■ **SUPPLIED DATA**
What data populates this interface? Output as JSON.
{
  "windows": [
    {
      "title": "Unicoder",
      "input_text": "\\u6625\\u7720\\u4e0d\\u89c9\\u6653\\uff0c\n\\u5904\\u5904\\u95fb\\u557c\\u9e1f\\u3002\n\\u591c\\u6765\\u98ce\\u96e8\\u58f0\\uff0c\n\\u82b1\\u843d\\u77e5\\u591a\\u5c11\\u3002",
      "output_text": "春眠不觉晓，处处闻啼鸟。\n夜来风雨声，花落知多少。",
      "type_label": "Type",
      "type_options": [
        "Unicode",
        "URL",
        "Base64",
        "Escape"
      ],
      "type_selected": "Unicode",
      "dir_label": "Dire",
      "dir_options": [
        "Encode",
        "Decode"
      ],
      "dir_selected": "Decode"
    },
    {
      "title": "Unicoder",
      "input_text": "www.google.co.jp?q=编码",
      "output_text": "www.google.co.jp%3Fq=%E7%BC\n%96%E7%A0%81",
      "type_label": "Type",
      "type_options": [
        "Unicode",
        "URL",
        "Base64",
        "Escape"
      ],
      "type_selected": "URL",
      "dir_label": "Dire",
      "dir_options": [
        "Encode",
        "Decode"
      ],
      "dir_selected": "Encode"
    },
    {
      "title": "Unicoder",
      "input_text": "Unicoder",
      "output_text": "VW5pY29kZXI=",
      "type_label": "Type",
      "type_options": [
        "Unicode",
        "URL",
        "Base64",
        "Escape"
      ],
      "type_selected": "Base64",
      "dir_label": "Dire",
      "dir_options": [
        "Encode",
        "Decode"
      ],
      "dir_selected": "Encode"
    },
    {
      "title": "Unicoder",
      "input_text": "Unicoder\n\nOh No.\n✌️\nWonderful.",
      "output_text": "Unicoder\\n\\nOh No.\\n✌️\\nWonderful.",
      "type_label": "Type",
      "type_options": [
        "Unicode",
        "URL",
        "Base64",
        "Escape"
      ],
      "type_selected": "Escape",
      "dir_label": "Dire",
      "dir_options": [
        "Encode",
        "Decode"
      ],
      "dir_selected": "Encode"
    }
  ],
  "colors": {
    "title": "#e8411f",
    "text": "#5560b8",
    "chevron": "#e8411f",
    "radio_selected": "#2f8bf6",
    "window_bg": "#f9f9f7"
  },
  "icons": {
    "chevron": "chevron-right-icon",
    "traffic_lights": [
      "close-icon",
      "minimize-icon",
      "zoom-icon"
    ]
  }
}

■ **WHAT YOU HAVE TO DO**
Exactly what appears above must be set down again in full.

■ **YOUR SOLUTION**
What data populates this interface? Output as JSON.
{
  "windows": [
    {
      "title": "Unicoder",
      "input_text": "\\u6625\\u7720\\u4e0d\\u89c9\\u6653\\uff0c\n\\u5904\\u5904\\u95fb\\u557c\\u9e1f\\u3002\n\\u591c\\u6765\\u98ce\\u96e8\\u58f0\\uff0c\n\\u82b1\\u843d\\u77e5\\u591a\\u5c11\\u3002",
      "output_text": "春眠不觉晓，处处闻啼鸟。\n夜来风雨声，花落知多少。",
      "type_label": "Type",
      "type_options": [
        "Unicode",
        "URL",
        "Base64",
        "Escape"
      ],
      "type_selected": "Unicode",
      "dir_label": "Dire",
      "dir_options": [
        "Encode",
        "Decode"
      ],
      "dir_selected": "Decode"
    },
    {
      "title": "Unicoder",
      "input_text": "www.google.co.jp?q=编码",
      "output_text": "www.google.co.jp%3Fq=%E7%BC\n%96%E7%A0%81",
      "type_label": "Type",
      "type_options": [
        "Unicode",
        "URL",
        "Base64",
        "Escape"
      ],
      "type_selected": "URL",
      "dir_label": "Dire",
      "dir_options": [
        "Encode",
        "Decode"
      ],
      "dir_selected": "Encode"
    },
    {
      "title": "Unicoder",
      "input_text": "Unicoder",
      "output_text": "VW5pY29kZXI=",
      "type_label": "Type",
      "type_options": [
        "Unicode",
        "URL",
        "Base64",
        "Escape"
      ],
      "type_selected": "Base64",
      "dir_label": "Dire",
      "dir_options": [
        "Encode",
        "Decode"
      ],
      "dir_selected": "Encode"
    },
    {
      "title": "Unicoder",
      "input_text": "Unicoder\n\nOh No.\n✌️\nWonderful.",
      "output_text": "Unicoder\\n\\nOh No.\\n✌️\\nWonderful.",
      "type_label": "Type",
      "type_options": [
        "Unicode",
        "URL",
        "Base64",
        "Escape"
      ],
      "type_selected": "Escape",
      "dir_label": "Dire",
      "dir_options": [
        "Encode",
        "Decode"
      ],
      "dir_selected": "Encode"
    }
  ],
  "colors": {
    "title": "#e8411f",
    "text": "#5560b8",
    "chevron": "#e8411f",
    "radio_selected": "#2f8bf6",
    "window_bg": "#f9f9f7"
  },
  "icons": {
    "chevron": "chevron-right-icon",
    "traffic_lights": [
      "close-icon",
      "minimize-icon",
      "zoom-icon"
    ]
  }
}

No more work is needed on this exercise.